Bullion for immediate delivery climbed as much as 0.4 per cent to US$1,248.31 an ounce and traded at US$1,247.86 at 10:52 am in Singapore, according to Bloomberg generic pricing.
The metal has moved less than US$4 from the close on Friday when prices surged 2.7 per cent after a report that the US created the fewest jobs in almost six years, reducing expectations for a rise in borrowing costs.
Traders now see no chance of a rate hike at the Fed's June 14-15 meeting, down from odds of 24 per cent at the end of last month, with the probability of a move in July and September coming in at 18 per cent and 39 per cent, futures contracts indicate.
The People's Bank of China left gold reserves at the same level as in April, prompting concern that physical demand may be weakening. A gauge of the US dollar fell to the lowest level since May 6.
"Until the Fed makes a decision next week, we don't expect much movement in gold," Brian Lan, managing director of Singapore-based GoldSilver Central Pte, said by e-mail.
Investors will continue to monitor China's gold reserves to see if the break from buying was a one-off occurrence, but the pause may provide a signal that physical demand is slowing, Mr Lan said.

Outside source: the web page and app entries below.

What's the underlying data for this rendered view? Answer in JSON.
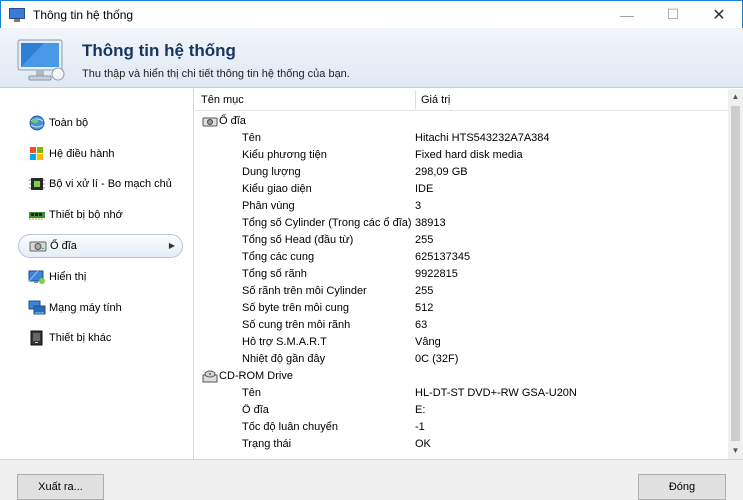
{
  "window": {
    "title": "Thông tin hệ thống",
    "minimize_glyph": "—",
    "maximize_glyph": "☐",
    "close_glyph": "✕"
  },
  "banner": {
    "heading": "Thông tin hệ thống",
    "subtitle": "Thu thập và hiển thị chi tiết thông tin hệ thống của bạn."
  },
  "sidebar": {
    "items": [
      {
        "label": "Toàn bộ",
        "icon": "globe-icon"
      },
      {
        "label": "Hệ điều hành",
        "icon": "windows-logo-icon"
      },
      {
        "label": "Bộ vi xử lí - Bo mạch chủ",
        "icon": "chip-icon"
      },
      {
        "label": "Thiết bị bộ nhớ",
        "icon": "memory-stick-icon"
      },
      {
        "label": "Ổ đĩa",
        "icon": "hard-disk-icon",
        "selected": true
      },
      {
        "label": "Hiển thị",
        "icon": "display-icon"
      },
      {
        "label": "Mạng máy tính",
        "icon": "network-icon"
      },
      {
        "label": "Thiết bị khác",
        "icon": "device-icon"
      }
    ]
  },
  "table": {
    "col_name": "Tên mục",
    "col_value": "Giá trị",
    "groups": [
      {
        "label": "Ổ đĩa",
        "rows": [
          [
            "Tên",
            "Hitachi HTS543232A7A384"
          ],
          [
            "Kiểu phương tiện",
            "Fixed hard disk media"
          ],
          [
            "Dung lượng",
            "298,09 GB"
          ],
          [
            "Kiểu giao diện",
            "IDE"
          ],
          [
            "Phân vùng",
            "3"
          ],
          [
            "Tổng số Cylinder (Trong các ổ đĩa)",
            "38913"
          ],
          [
            "Tổng số Head (đầu từ)",
            "255"
          ],
          [
            "Tổng các cung",
            "625137345"
          ],
          [
            "Tổng số rãnh",
            "9922815"
          ],
          [
            "Số rãnh trên mỗi Cylinder",
            "255"
          ],
          [
            "Số byte trên mỗi cung",
            "512"
          ],
          [
            "Số cung trên mỗi rãnh",
            "63"
          ],
          [
            "Hỗ trợ S.M.A.R.T",
            "Vâng"
          ],
          [
            "Nhiệt độ gần đây",
            "0C (32F)"
          ]
        ]
      },
      {
        "label": "CD-ROM Drive",
        "rows": [
          [
            "Tên",
            "HL-DT-ST DVD+-RW GSA-U20N"
          ],
          [
            "Ổ đĩa",
            "E:"
          ],
          [
            "Tốc độ luân chuyển",
            "-1"
          ],
          [
            "Trạng thái",
            "OK"
          ]
        ]
      }
    ]
  },
  "footer": {
    "export_label": "Xuất ra...",
    "close_label": "Đóng"
  }
}
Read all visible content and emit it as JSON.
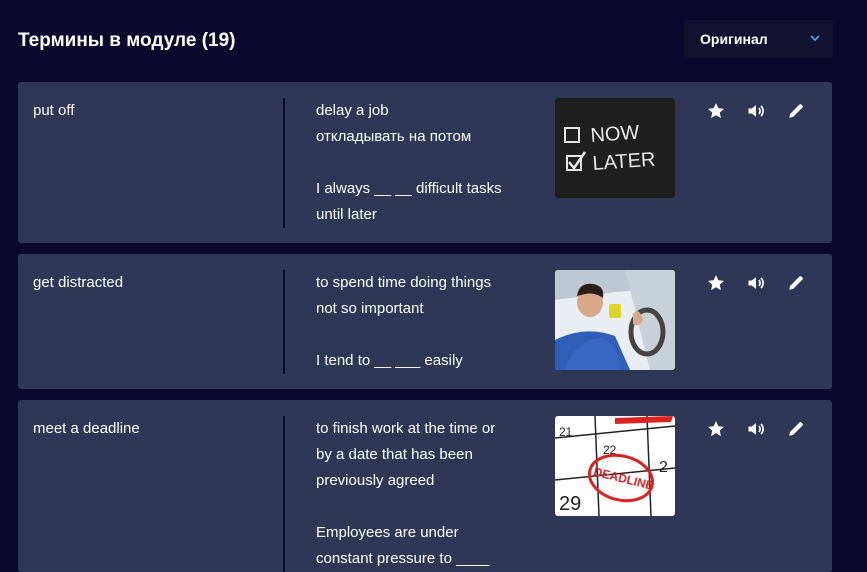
{
  "header": {
    "title": "Термины в модуле (19)"
  },
  "sort": {
    "selected": "Оригинал",
    "icon": "chevron-down-icon"
  },
  "cards": [
    {
      "term": "put off",
      "definition": "delay a job",
      "translation": "откладывать на потом",
      "example": [
        "I always __ __ difficult tasks",
        "until later"
      ],
      "image_text": [
        "NOW",
        "LATER"
      ]
    },
    {
      "term": "get distracted",
      "definition_lines": [
        "to spend time doing things",
        "not so important"
      ],
      "example": [
        "I tend to __ ___ easily"
      ]
    },
    {
      "term": "meet a deadline",
      "definition_lines": [
        "to finish work at the time or",
        "by a date that has been",
        "previously agreed"
      ],
      "example": [
        "Employees are under",
        "constant pressure to ____"
      ],
      "image_text": [
        "DEADLINE",
        "21",
        "22",
        "29",
        "2"
      ]
    }
  ],
  "icons": [
    "star-icon",
    "speaker-icon",
    "pencil-icon"
  ],
  "colors": {
    "background": "#0a092d",
    "card": "#2e3856",
    "select": "#121230",
    "accent": "#4da3ff"
  }
}
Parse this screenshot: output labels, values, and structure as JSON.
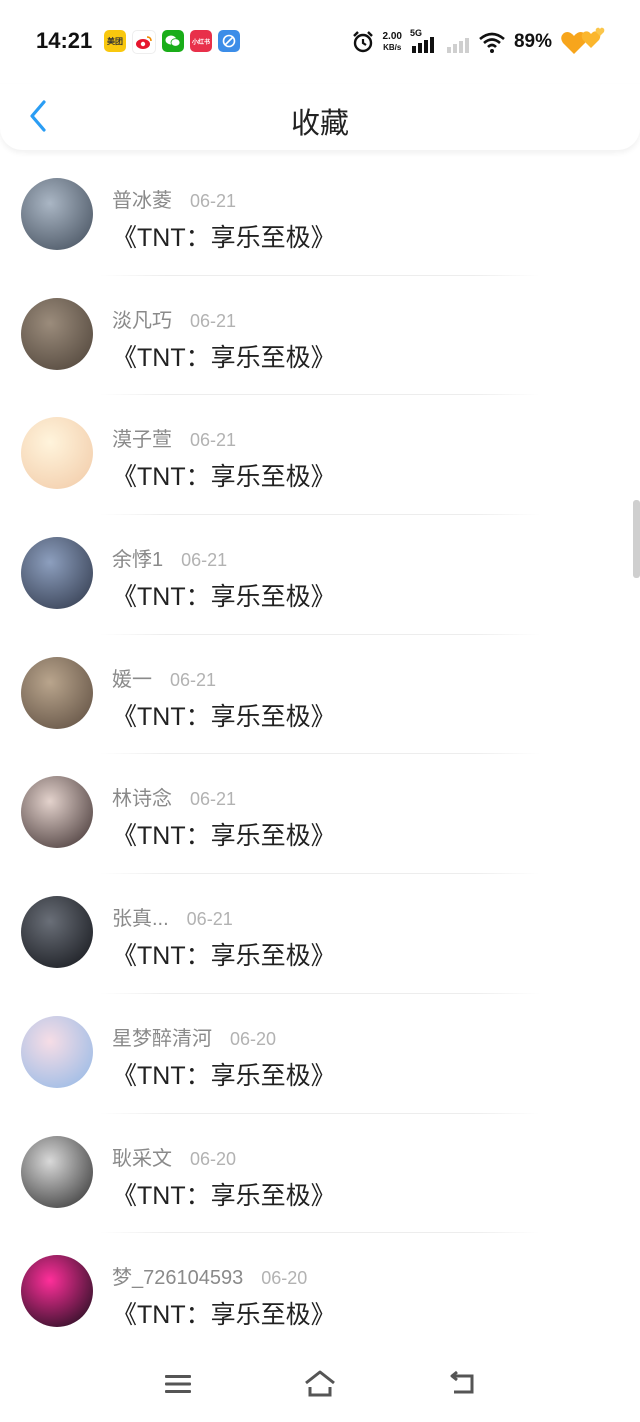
{
  "status_bar": {
    "time": "14:21",
    "notification_icons": [
      {
        "name": "meituan-icon",
        "label": "美团",
        "color": "#f9c80e"
      },
      {
        "name": "weibo-icon",
        "label": "",
        "color": "#ffffff"
      },
      {
        "name": "wechat-icon",
        "label": "",
        "color": "#1aad19"
      },
      {
        "name": "xiaohongshu-icon",
        "label": "小红书",
        "color": "#e8304a"
      },
      {
        "name": "browser-icon",
        "label": "",
        "color": "#3c8de8"
      }
    ],
    "net_speed_value": "2.00",
    "net_speed_unit": "KB/s",
    "signal_label": "5G",
    "battery": "89%"
  },
  "header": {
    "title": "收藏"
  },
  "items": [
    {
      "user": "普冰菱",
      "date": "06-21",
      "title": "《TNT：享乐至极》",
      "avatar_colors": [
        "#aab6c4",
        "#3f4a58"
      ]
    },
    {
      "user": "淡凡巧",
      "date": "06-21",
      "title": "《TNT：享乐至极》",
      "avatar_colors": [
        "#9b8c7c",
        "#4b4036"
      ]
    },
    {
      "user": "漠子萱",
      "date": "06-21",
      "title": "《TNT：享乐至极》",
      "avatar_colors": [
        "#fff4dc",
        "#f1c9a6"
      ]
    },
    {
      "user": "余悸1",
      "date": "06-21",
      "title": "《TNT：享乐至极》",
      "avatar_colors": [
        "#8d9fbe",
        "#2c3446"
      ]
    },
    {
      "user": "媛一",
      "date": "06-21",
      "title": "《TNT：享乐至极》",
      "avatar_colors": [
        "#b9a58d",
        "#5a4a3d"
      ]
    },
    {
      "user": "林诗念",
      "date": "06-21",
      "title": "《TNT：享乐至极》",
      "avatar_colors": [
        "#e3d2cc",
        "#3a2c2c"
      ]
    },
    {
      "user": "张真...",
      "date": "06-21",
      "title": "《TNT：享乐至极》",
      "avatar_colors": [
        "#6a6f78",
        "#111318"
      ]
    },
    {
      "user": "星梦醉清河",
      "date": "06-20",
      "title": "《TNT：享乐至极》",
      "avatar_colors": [
        "#f6dde6",
        "#8fb7e6"
      ]
    },
    {
      "user": "耿采文",
      "date": "06-20",
      "title": "《TNT：享乐至极》",
      "avatar_colors": [
        "#d9d9d9",
        "#2a2a2a"
      ]
    },
    {
      "user": "梦_726104593",
      "date": "06-20",
      "title": "《TNT：享乐至极》",
      "avatar_colors": [
        "#ff2f9a",
        "#0c0c14"
      ]
    }
  ],
  "colors": {
    "accent": "#2a9df4",
    "title_text": "#222222",
    "meta_text": "#8a8a8a"
  }
}
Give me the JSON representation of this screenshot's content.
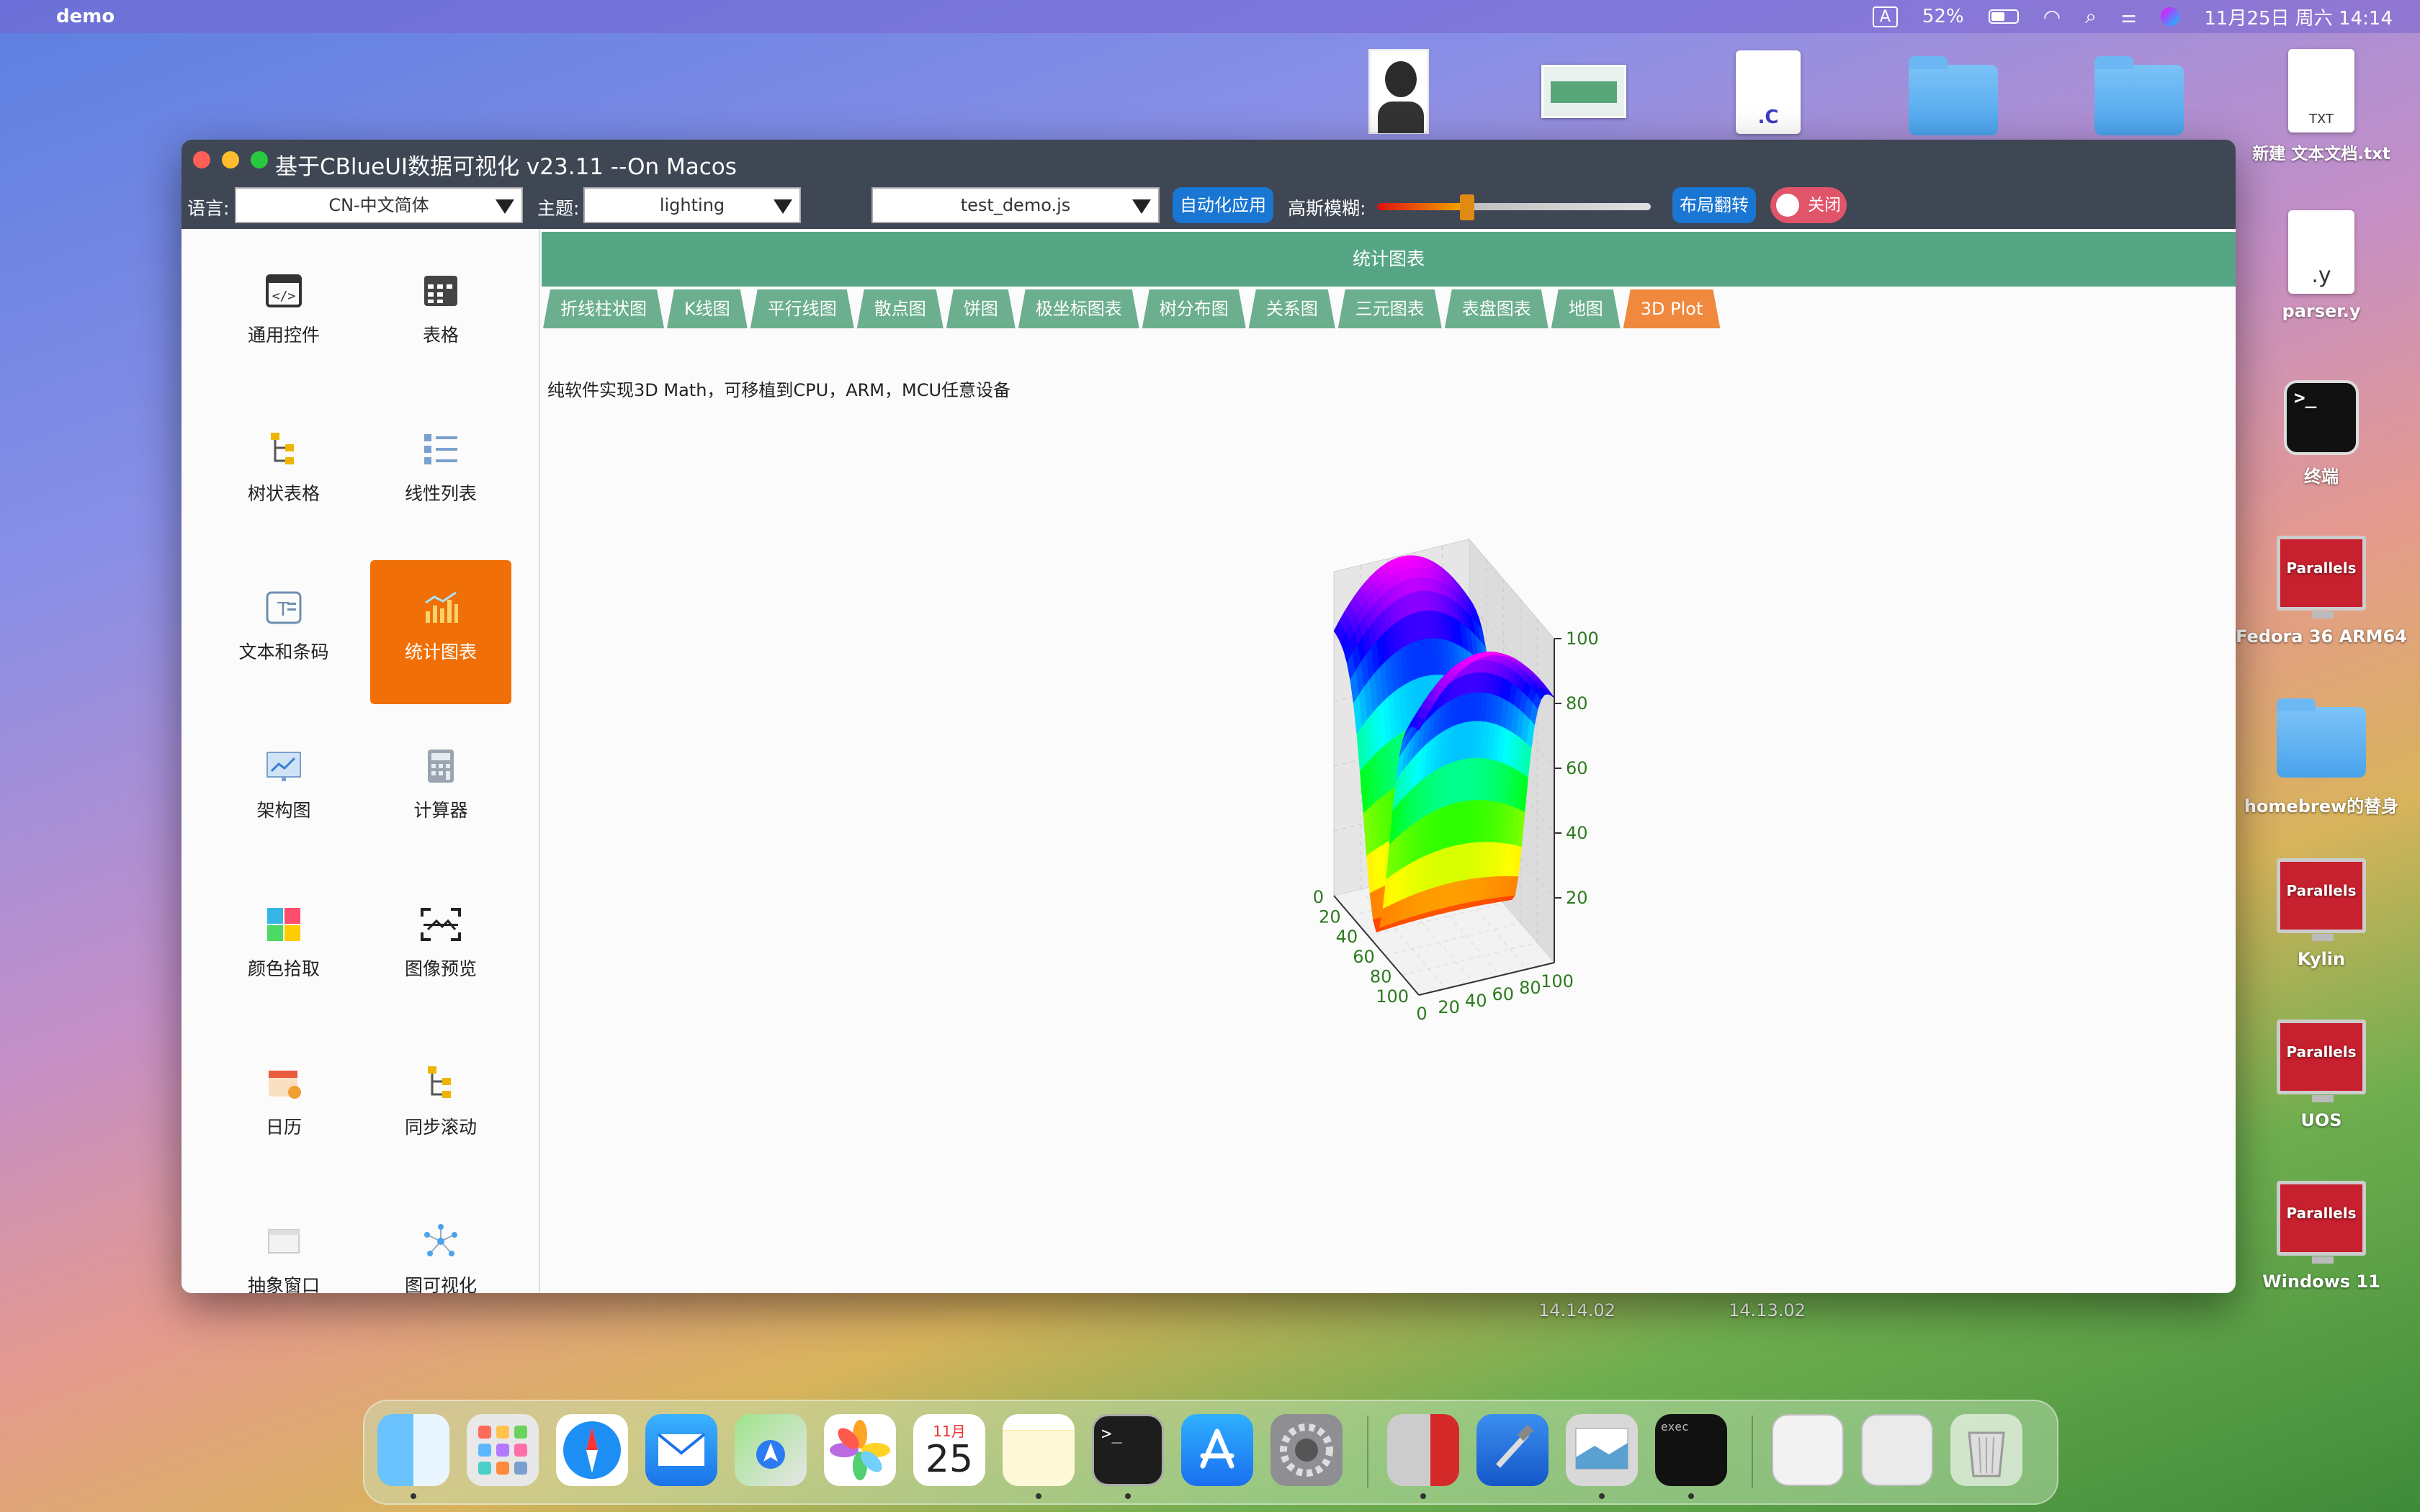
{
  "menubar": {
    "app_name": "demo",
    "input_source": "A",
    "battery": "52%",
    "datetime": "11月25日 周六  14:14"
  },
  "desktop": {
    "items": [
      {
        "label": "新建 文本文档.txt",
        "kind": "TXT"
      },
      {
        "label": "parser.y",
        "kind": ".y"
      },
      {
        "label": "终端",
        "kind": ">_"
      },
      {
        "label": "Fedora 36 ARM64",
        "kind": "Parallels"
      },
      {
        "label": "homebrew的替身",
        "kind": "folder"
      },
      {
        "label": "Kylin",
        "kind": "Parallels"
      },
      {
        "label": "UOS",
        "kind": "Parallels"
      },
      {
        "label": "Windows 11",
        "kind": "Parallels"
      }
    ],
    "top_file_c": ".C",
    "screenshot_labels": [
      "14.14.02",
      "14.13.02"
    ]
  },
  "window": {
    "title": "基于CBlueUI数据可视化 v23.11 --On Macos",
    "language_label": "语言:",
    "language_value": "CN-中文简体",
    "theme_label": "主题:",
    "theme_value": "lighting",
    "script_value": "test_demo.js",
    "auto_button": "自动化应用",
    "blur_label": "高斯模糊:",
    "blur_level": 0.33,
    "layout_button": "布局翻转",
    "close_toggle": "关闭"
  },
  "sidebar": {
    "items": [
      {
        "label": "通用控件",
        "icon": "code-icon"
      },
      {
        "label": "表格",
        "icon": "table-icon"
      },
      {
        "label": "树状表格",
        "icon": "tree-icon"
      },
      {
        "label": "线性列表",
        "icon": "list-icon"
      },
      {
        "label": "文本和条码",
        "icon": "text-icon"
      },
      {
        "label": "统计图表",
        "icon": "chart-icon",
        "active": true
      },
      {
        "label": "架构图",
        "icon": "diagram-icon"
      },
      {
        "label": "计算器",
        "icon": "calculator-icon"
      },
      {
        "label": "颜色拾取",
        "icon": "color-icon"
      },
      {
        "label": "图像预览",
        "icon": "image-icon"
      },
      {
        "label": "日历",
        "icon": "calendar-icon"
      },
      {
        "label": "同步滚动",
        "icon": "sync-icon"
      },
      {
        "label": "抽象窗口",
        "icon": "window-icon"
      },
      {
        "label": "图可视化",
        "icon": "graph-icon"
      }
    ]
  },
  "main": {
    "header": "统计图表",
    "tabs": [
      "折线柱状图",
      "K线图",
      "平行线图",
      "散点图",
      "饼图",
      "极坐标图表",
      "树分布图",
      "关系图",
      "三元图表",
      "表盘图表",
      "地图",
      "3D Plot"
    ],
    "active_tab": "3D Plot",
    "caption": "纯软件实现3D Math，可移植到CPU，ARM，MCU任意设备"
  },
  "chart_data": {
    "type": "surface3d",
    "x_ticks": [
      "0",
      "20",
      "40",
      "60",
      "80",
      "100"
    ],
    "y_ticks": [
      "0",
      "20",
      "40",
      "60",
      "80",
      "100"
    ],
    "z_ticks": [
      "20",
      "40",
      "60",
      "80",
      "100"
    ],
    "xlim": [
      0,
      100
    ],
    "ylim": [
      0,
      100
    ],
    "zlim": [
      0,
      100
    ],
    "colormap": [
      "#ff0000",
      "#ffff00",
      "#00ff00",
      "#00ffff",
      "#0000ff",
      "#ff00ff"
    ],
    "grid": true
  },
  "dock": {
    "calendar_month": "11月",
    "calendar_day": "25",
    "exec_label": "exec"
  }
}
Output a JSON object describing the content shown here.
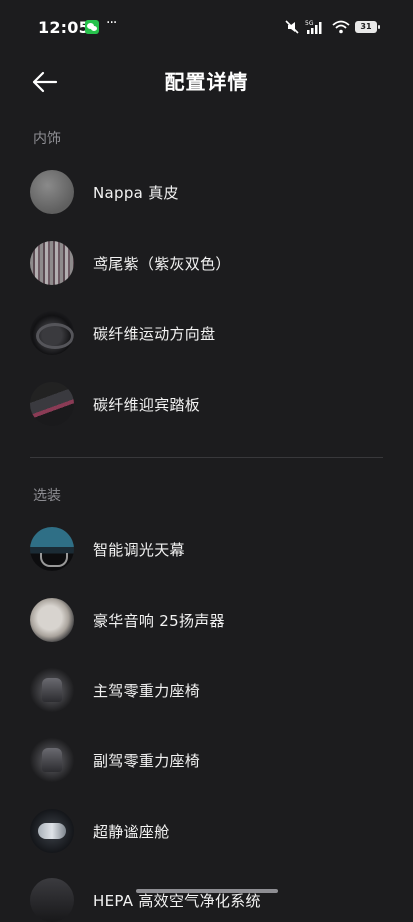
{
  "status_bar": {
    "time": "12:05",
    "more": "···",
    "network": "5G",
    "battery": "31"
  },
  "header": {
    "title": "配置详情"
  },
  "sections": [
    {
      "label": "内饰",
      "items": [
        {
          "label": "Nappa 真皮",
          "icon": "nappa-leather-swatch"
        },
        {
          "label": "鸢尾紫（紫灰双色）",
          "icon": "iris-purple-swatch"
        },
        {
          "label": "碳纤维运动方向盘",
          "icon": "steering-wheel-photo"
        },
        {
          "label": "碳纤维迎宾踏板",
          "icon": "door-sill-photo"
        }
      ]
    },
    {
      "label": "选装",
      "items": [
        {
          "label": "智能调光天幕",
          "icon": "sunroof-photo"
        },
        {
          "label": "豪华音响 25扬声器",
          "icon": "speaker-photo"
        },
        {
          "label": "主驾零重力座椅",
          "icon": "driver-seat-photo"
        },
        {
          "label": "副驾零重力座椅",
          "icon": "passenger-seat-photo"
        },
        {
          "label": "超静谧座舱",
          "icon": "quiet-cabin-photo"
        },
        {
          "label": "HEPA 高效空气净化系统",
          "icon": "air-purifier-photo"
        }
      ]
    }
  ]
}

Gold probably has bottomed and will be supported by the abundance of risk in the coming months from a potential British exit from the European Union and US monetary policy to Spanish and US elections, according to Clive Burstow, who helps manage US$35 billion at Baring Asset Management Ltd in London.